News - September 2010

What is Music Therapy?

by Irene Kessel

violinMusic therapy is the use of music, in the context of a client-therapist relationship, to work toward specific cognitive, physical, social, communication and emotional goals.

The music is generally played live and is chosen according to the preference of the client and the specific objectives of the session.

Sessions are designed and adapted so as to support, encourage and engage each client in making and responding to music in a way that is appropriate for his or her needs and abilities.


What Happens in a Music Therapy Session?
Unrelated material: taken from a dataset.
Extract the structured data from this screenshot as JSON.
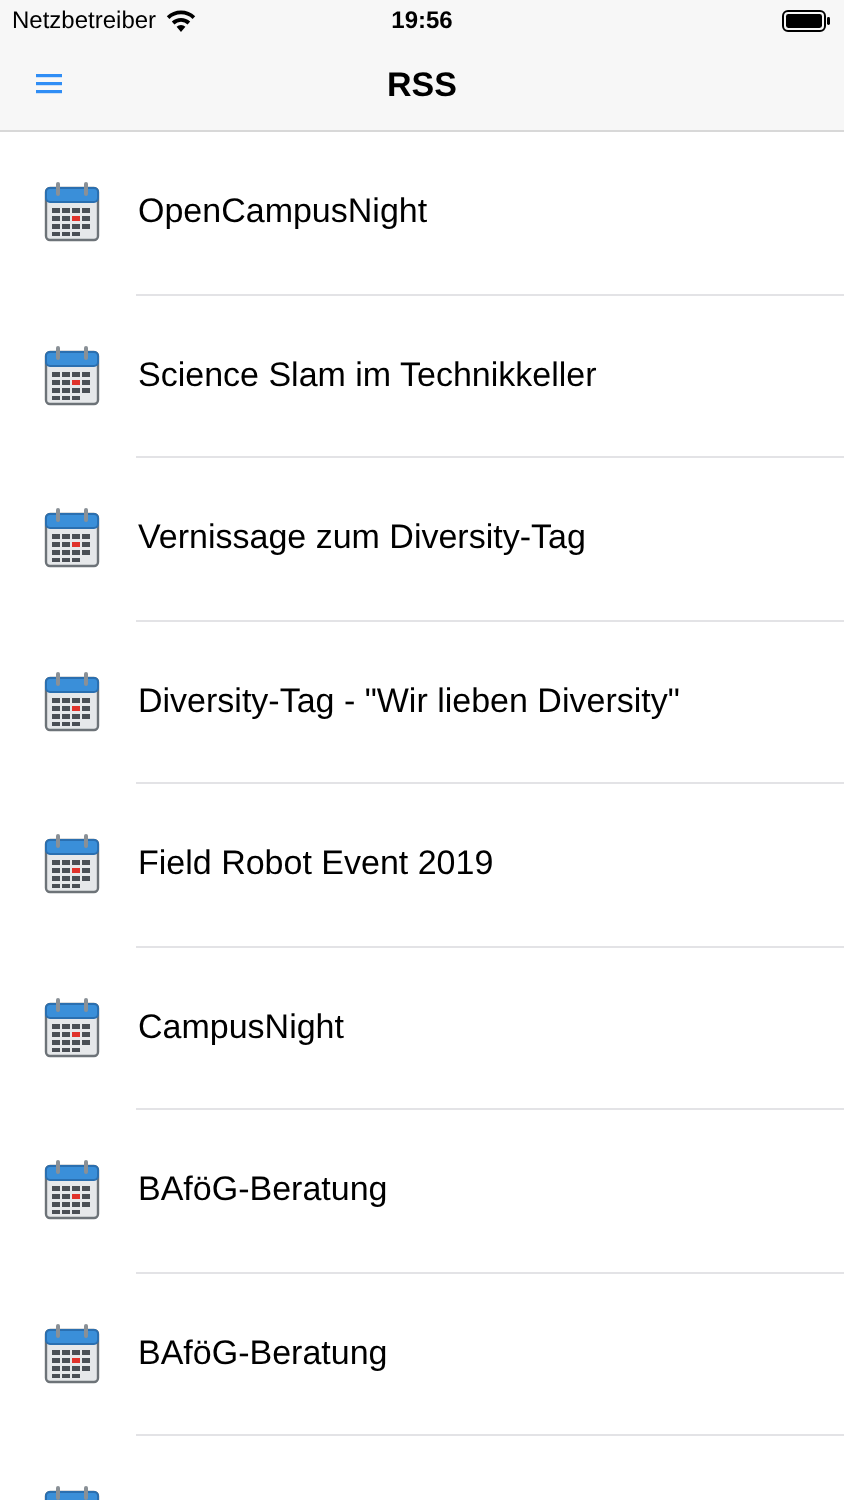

A session might include any or all of the following

  • Structured activities to support acquisition and development of language skills.
  • Structured activities to support other academic, physical, social or emotional goals.
  • Singing, chanting, playing, clapping and moving to music.
  • Free, exploratory musical instrument playing.


How Does Music Therapy Work?

  • Music provides a structure;  it organizes our actions and thoughts.
  • It provides sensory stimulation;  it is highly motivating and optimizes our attention.
  • Music is pleasurable:  it provides a sense of success and enhances mood.
  • Music is processed in both hemispheres of the brain;  it stimulates cognitive functioning and facilitates the development of language skills.
  • Music is easily adaptable to individual differences in preference and ability.
  • Musical competence can be intact even when other competences are lost or poorly developed.

 

How Does Music Therapy Benefit Children with Special Needs?

Cognitive/Academic
• Supports language acquisition
• Serves as mnemonic device
• Raises awareness of surroundings
• Develops attending skills
• Provides multi-sensory stimulation
• Increases auditory discrimination

Social/Communication
• Encourages language use
• Allows non-verbal communication
• Facilitates social interaction
• Creates sense of connection

Physical/Motor
• Expands range of motion
• Strengthens motor coordination
• Improves eye-handcoordination
• Enhances oral motor facility

Behavioral
• Engages child in focused activity
• Reduces agitation and aggression

Emotional
•  Validates personal identity 
• Boosts self-esteem
• Inspires and uplifts

 

For more Information:

Music Therapy and Autism

Music Therapy and Special Education

Music Therapy and Young Children

Family Friendly Fun

Article by National Autism Assoc

Music Therapy